In causal inference, a variety of causal effect estimands have been studied, including the sample, uncensored, target, conditional, optimal subpopulation, and optimal weighted average treatment effects. Ad hoc methods have been developed for each estimand based on inverse probability weighting (IPW) and on outcome regression modeling, but these may be sensitive to model misspecification, practical violations of positivity, or both. The contribution of this article is twofold. First, we formulate the generalized average treatment effect (GATE) to unify these causal estimands as well as their IPW estimates. Second, we develop a method based on Kernel optimal matching (KOM) to optimally estimate GATE and to find the GATE most easily estimable by KOM, which we term the Kernel optimal weighted average treatment effect. KOM provides uniform control on the conditional mean squared error of a weighted estimator over a class of models while simultaneously controlling for precision. We study its theoretical properties and evaluate its comparative performance in a simulation study. We illustrate the use of KOM for GATE estimation in two case studies: comparing spine surgical interventions and studying the effect of peer support on people living with HIV.
ISSN: 2193-3677
CID: 5314802

The effect of patient age on discharge destination and complications after lumbar spinal fusion

Pennicooke, Brenton; Santacatterina, Michele; Lee, Jennifer; Elowitz, Eric; Kallus, Nathan

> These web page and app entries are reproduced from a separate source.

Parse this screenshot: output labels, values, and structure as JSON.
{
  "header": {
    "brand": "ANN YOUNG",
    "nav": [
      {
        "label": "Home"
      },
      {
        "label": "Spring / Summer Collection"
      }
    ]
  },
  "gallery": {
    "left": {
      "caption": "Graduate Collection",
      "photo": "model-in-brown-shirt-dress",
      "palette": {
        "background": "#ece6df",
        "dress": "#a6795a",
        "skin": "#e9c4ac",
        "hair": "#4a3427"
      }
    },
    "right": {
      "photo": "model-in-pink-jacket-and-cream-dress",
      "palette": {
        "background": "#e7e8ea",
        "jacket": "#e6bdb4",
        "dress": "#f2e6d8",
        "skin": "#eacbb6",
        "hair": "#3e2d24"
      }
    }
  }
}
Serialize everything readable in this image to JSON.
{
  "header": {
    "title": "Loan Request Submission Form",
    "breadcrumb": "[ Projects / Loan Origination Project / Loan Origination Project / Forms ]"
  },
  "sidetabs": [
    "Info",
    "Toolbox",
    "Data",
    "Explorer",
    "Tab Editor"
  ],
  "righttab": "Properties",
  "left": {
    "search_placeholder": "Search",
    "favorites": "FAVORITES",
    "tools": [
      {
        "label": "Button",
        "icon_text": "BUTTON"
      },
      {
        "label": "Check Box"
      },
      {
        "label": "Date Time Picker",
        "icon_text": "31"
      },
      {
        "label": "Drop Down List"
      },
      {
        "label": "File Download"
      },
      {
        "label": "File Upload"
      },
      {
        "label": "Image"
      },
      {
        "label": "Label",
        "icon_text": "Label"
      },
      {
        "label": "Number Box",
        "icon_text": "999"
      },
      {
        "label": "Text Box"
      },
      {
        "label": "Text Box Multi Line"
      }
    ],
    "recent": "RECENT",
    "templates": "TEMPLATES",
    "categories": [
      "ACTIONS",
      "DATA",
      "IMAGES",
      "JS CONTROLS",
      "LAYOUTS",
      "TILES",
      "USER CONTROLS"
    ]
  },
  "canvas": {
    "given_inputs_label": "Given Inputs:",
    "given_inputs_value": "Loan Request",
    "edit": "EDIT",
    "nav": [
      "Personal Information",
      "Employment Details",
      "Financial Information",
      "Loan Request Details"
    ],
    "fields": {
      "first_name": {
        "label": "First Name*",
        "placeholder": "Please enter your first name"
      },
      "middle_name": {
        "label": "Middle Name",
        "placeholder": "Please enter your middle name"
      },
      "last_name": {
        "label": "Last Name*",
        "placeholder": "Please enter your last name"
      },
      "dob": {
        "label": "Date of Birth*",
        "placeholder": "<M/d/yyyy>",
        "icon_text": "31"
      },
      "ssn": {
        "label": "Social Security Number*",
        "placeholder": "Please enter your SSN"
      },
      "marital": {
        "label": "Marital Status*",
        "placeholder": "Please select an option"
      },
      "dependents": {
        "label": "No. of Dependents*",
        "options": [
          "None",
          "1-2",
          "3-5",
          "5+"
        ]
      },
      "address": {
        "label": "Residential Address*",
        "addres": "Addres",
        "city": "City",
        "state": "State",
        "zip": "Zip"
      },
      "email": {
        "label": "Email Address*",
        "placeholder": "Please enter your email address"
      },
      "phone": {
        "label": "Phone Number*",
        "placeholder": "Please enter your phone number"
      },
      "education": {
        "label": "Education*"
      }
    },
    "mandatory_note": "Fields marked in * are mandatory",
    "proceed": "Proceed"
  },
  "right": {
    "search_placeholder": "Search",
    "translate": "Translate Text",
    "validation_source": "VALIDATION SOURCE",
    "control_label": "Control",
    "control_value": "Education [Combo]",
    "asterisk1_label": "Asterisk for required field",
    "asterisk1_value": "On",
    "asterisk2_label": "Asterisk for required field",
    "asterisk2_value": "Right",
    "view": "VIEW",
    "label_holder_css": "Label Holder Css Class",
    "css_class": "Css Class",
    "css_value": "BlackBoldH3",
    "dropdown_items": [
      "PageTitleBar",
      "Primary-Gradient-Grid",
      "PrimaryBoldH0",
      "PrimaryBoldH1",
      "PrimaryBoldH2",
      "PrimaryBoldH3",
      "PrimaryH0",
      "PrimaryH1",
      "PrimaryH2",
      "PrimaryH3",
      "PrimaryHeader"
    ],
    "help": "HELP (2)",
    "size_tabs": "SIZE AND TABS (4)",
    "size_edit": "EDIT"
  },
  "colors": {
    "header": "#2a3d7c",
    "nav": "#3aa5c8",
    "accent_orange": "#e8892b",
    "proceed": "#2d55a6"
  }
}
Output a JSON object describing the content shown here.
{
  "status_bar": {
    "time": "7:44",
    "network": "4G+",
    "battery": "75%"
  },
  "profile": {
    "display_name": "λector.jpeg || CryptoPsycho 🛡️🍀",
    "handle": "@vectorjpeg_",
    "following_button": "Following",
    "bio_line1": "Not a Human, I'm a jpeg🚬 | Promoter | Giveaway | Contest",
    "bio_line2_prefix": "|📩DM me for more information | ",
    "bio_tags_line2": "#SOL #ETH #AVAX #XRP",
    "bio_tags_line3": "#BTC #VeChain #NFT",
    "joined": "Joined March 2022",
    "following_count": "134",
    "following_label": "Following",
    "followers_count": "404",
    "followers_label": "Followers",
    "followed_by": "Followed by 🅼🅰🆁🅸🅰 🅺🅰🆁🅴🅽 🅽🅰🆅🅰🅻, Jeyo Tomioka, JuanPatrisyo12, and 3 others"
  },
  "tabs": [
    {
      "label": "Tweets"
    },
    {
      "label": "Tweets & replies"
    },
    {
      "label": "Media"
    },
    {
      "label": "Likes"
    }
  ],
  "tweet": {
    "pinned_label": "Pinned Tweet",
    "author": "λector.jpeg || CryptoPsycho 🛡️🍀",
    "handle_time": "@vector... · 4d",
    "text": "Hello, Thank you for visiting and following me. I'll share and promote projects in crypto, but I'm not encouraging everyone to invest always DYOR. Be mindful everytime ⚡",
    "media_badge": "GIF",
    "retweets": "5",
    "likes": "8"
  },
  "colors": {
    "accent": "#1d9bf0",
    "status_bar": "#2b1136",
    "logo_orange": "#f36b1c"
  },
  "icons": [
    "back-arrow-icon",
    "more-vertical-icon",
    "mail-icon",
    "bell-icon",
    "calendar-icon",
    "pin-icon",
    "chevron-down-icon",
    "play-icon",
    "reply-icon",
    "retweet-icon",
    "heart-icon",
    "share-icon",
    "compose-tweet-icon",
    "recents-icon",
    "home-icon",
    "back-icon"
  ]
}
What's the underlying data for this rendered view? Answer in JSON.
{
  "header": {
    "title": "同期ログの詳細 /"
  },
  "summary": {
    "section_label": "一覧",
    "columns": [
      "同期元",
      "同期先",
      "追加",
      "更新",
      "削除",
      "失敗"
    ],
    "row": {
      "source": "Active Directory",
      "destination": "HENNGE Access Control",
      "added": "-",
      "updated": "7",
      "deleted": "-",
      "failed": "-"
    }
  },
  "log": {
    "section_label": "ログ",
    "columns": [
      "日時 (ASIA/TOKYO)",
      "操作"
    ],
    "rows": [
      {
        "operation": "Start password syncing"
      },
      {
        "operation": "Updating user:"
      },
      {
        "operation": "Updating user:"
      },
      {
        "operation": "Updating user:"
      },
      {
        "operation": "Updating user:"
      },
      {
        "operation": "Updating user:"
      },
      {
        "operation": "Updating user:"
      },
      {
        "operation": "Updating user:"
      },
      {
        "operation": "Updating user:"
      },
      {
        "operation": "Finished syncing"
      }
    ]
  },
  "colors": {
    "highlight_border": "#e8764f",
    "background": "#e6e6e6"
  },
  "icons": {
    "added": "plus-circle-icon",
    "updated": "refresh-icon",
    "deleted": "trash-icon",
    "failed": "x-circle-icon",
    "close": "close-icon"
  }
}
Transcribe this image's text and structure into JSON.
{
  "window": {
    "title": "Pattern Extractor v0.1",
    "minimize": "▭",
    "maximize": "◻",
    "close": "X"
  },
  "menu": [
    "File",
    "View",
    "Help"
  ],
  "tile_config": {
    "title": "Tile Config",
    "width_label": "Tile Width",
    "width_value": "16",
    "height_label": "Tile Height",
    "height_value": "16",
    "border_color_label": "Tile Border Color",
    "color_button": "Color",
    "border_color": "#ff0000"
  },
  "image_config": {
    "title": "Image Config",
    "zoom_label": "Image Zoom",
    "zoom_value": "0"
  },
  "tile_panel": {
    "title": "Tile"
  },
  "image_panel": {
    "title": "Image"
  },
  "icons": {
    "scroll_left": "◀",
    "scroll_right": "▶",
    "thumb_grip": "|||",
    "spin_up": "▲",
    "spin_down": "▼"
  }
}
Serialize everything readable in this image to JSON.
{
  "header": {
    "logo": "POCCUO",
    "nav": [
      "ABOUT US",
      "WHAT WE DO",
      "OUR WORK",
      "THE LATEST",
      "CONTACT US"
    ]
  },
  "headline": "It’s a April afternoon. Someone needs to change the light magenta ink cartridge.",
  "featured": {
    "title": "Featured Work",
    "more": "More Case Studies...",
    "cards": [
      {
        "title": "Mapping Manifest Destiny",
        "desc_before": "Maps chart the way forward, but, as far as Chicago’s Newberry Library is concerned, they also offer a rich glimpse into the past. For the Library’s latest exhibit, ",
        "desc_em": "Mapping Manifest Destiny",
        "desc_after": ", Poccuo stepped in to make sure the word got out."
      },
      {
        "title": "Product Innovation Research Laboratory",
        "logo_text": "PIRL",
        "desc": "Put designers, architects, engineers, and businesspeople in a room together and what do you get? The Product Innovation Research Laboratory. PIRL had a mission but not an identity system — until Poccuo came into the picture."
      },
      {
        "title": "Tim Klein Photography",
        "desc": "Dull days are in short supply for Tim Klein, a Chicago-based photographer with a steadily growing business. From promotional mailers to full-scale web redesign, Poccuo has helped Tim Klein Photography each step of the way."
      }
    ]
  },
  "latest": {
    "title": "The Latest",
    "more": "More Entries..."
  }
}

Age is an important patient characteristic that has been correlated with specific outcomes after lumbar spine surgery. We performed a retrospective cohort study to model the effect of age on discharge destination and complications after a 1-level or multi-level lumbar spine fusion surgery. The American College of Surgeons National Surgical Quality Improvement Program (ACS-NSQIP) database was used to identify patients who underwent lumbar spinal fusion surgery from 2013 through 2017. Perioperative outcomes were compared across ages 18 to 90 using multivariable nonlinear logistic regressioncontrolling for preoperative characteristics. A total of 61,315 patients were analyzed, with patients over 70 having a higher risk of being discharged to an inpatient rehabilitation center and receiving an intraoperative or postoperative blood transfusion. However, the rates of the other complications and outcomes analyzed in this study were not significantly different as patients age. In conclusion, advanced-age affects the discharge destination after a one- or multi-level fusion and intraoperative/postoperative blood transfusion after a one-level fusion. However, age alone does not significantly affect the risk of the other complications and outcomes assessed in this study. This study will help guide preoperative discussion with advanced-aged patients who are considering a 1-level or multi-level lumbar spine fusion surgery.
PMID: 34373046
ISSN: 1532-2653
CID: 5015342